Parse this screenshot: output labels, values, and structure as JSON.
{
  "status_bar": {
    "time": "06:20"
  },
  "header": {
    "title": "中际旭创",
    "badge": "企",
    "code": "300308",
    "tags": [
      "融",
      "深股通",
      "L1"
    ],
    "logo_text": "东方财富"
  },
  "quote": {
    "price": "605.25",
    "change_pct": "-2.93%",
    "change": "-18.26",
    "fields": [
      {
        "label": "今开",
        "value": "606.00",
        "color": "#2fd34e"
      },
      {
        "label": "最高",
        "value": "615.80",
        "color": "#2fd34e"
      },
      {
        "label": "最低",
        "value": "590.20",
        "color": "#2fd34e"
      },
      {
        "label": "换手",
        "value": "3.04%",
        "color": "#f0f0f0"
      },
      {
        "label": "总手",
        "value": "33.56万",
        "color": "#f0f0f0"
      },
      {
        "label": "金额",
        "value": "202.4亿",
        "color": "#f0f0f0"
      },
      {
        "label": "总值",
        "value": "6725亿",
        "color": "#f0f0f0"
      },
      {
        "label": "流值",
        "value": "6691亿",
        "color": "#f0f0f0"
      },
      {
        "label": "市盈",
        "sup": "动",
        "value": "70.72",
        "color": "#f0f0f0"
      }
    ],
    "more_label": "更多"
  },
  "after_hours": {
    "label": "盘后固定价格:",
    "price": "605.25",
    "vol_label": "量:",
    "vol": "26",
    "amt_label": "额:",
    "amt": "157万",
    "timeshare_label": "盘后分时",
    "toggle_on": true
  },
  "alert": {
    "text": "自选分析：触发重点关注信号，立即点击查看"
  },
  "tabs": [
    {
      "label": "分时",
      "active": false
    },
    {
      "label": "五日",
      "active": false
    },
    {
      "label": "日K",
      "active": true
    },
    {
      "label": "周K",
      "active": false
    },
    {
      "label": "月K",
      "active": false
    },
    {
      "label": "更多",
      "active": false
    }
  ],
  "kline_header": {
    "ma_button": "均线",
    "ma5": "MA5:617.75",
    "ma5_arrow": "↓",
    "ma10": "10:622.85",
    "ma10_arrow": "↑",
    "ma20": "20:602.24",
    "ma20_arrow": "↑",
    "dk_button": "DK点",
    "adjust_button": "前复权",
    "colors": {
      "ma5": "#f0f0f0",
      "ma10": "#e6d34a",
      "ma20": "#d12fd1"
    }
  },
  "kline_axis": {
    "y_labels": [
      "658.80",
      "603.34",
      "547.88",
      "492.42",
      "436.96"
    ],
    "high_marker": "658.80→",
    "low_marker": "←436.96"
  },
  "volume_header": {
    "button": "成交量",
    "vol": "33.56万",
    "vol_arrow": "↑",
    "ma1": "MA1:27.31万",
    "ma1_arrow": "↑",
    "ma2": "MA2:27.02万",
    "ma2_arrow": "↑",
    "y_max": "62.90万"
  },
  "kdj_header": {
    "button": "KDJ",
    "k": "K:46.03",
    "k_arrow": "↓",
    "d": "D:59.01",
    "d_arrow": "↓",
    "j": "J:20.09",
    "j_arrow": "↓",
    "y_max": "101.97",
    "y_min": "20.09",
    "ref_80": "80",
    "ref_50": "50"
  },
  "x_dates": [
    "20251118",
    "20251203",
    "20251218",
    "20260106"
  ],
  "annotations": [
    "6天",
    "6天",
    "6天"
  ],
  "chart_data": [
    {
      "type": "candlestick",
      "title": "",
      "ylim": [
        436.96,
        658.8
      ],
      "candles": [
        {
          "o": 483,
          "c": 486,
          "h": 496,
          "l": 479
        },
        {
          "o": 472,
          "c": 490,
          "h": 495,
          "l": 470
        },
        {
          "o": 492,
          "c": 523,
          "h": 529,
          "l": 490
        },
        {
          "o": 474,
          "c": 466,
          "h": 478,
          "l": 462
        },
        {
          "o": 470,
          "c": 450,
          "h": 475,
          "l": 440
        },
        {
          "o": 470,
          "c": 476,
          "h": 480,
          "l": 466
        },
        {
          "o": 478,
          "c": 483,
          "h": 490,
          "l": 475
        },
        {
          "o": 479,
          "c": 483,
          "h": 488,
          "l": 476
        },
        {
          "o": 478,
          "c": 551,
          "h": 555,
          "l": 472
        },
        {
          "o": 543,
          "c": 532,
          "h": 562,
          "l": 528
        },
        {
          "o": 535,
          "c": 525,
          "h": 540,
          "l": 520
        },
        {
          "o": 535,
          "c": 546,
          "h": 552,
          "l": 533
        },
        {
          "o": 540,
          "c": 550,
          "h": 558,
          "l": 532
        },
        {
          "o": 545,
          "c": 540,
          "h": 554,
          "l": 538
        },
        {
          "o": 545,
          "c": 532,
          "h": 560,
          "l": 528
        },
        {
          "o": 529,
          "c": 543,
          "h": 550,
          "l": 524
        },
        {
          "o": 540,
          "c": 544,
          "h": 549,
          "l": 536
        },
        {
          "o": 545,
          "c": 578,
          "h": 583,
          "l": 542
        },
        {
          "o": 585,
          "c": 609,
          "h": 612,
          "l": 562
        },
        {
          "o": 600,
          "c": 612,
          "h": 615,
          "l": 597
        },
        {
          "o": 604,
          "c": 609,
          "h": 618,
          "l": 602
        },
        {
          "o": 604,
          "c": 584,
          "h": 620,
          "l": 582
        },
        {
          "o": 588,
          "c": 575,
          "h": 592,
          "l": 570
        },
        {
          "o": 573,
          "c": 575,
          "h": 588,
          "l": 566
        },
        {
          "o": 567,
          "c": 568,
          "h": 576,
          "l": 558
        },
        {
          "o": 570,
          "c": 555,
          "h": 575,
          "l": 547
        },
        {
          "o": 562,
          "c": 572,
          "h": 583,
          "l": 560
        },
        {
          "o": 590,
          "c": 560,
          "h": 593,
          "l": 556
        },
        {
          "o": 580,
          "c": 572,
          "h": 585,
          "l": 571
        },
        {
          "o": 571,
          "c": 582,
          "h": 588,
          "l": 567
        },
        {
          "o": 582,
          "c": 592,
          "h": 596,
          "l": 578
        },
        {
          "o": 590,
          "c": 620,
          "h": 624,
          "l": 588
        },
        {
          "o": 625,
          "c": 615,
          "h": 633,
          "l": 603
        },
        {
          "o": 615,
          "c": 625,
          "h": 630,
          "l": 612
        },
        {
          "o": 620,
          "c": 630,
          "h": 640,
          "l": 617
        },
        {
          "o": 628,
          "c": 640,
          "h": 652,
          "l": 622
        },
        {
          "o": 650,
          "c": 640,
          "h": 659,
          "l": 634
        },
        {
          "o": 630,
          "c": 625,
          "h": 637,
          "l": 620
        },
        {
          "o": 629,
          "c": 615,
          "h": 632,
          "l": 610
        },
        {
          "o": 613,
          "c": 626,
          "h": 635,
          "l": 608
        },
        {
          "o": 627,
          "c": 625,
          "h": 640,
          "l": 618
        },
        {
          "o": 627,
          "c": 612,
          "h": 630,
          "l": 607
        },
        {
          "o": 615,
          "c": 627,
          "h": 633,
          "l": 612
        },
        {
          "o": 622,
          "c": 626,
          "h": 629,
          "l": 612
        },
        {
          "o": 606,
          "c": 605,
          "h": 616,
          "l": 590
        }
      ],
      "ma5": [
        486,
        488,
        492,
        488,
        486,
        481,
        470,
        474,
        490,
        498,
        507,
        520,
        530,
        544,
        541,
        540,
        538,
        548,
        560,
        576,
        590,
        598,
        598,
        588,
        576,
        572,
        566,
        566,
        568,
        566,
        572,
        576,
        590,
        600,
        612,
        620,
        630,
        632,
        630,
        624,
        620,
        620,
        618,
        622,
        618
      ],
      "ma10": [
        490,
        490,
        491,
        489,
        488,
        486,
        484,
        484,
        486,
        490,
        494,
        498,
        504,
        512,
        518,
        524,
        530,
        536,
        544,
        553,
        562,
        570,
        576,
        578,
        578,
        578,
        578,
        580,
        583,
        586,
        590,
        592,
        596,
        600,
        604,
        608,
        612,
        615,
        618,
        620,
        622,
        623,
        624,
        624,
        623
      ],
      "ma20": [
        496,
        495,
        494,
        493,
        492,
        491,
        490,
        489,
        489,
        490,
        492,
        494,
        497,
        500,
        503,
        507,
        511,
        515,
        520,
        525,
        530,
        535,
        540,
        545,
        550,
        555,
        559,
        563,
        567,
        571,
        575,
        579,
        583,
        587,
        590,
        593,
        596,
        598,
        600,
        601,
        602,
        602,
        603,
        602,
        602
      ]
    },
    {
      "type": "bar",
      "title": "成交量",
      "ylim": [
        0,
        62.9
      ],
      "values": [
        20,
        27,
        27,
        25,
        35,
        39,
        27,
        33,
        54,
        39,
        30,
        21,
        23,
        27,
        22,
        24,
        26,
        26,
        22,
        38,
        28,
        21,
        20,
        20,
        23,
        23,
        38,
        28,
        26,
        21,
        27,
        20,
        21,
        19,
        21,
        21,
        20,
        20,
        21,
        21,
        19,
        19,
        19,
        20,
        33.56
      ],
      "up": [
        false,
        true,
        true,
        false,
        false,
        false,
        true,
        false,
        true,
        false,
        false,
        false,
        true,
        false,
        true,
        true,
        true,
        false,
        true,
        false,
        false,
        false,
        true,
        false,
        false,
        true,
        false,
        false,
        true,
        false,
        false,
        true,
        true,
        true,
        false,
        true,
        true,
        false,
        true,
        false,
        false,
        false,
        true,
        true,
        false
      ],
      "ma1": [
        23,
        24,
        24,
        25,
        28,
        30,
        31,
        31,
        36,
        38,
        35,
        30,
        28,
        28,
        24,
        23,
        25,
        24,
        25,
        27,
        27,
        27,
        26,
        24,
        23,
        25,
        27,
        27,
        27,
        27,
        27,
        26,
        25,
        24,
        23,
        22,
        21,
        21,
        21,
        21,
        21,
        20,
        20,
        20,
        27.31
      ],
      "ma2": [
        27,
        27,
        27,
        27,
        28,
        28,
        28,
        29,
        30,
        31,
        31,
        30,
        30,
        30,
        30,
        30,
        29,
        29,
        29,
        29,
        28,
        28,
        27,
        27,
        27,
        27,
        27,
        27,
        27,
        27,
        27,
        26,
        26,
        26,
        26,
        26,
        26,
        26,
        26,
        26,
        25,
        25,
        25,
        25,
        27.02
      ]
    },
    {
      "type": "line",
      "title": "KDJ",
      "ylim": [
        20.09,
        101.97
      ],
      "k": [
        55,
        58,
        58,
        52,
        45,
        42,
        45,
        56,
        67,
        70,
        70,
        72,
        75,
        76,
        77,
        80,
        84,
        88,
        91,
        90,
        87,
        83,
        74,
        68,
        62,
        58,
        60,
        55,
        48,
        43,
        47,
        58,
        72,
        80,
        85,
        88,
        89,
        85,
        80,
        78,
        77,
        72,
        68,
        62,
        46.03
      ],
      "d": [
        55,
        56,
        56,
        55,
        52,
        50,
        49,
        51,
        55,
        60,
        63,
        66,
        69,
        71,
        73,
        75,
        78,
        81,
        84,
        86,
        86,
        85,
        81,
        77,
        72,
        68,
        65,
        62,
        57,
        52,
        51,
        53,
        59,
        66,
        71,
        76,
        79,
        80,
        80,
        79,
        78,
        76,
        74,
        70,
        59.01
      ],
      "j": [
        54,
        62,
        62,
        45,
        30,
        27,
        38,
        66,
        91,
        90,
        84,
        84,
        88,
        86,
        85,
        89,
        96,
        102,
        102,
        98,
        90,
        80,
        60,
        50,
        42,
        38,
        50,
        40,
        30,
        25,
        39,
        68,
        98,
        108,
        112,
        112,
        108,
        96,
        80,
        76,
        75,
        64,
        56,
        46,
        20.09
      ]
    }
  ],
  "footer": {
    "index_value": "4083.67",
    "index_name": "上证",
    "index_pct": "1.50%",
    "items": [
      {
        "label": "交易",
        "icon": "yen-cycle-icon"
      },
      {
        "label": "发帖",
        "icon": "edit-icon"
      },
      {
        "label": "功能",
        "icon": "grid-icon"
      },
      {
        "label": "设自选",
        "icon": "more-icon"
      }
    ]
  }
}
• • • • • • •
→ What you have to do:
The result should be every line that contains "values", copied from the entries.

→ Your solution:
Parse this screenshot: output labels, values, and structure as JSON.
      "values": [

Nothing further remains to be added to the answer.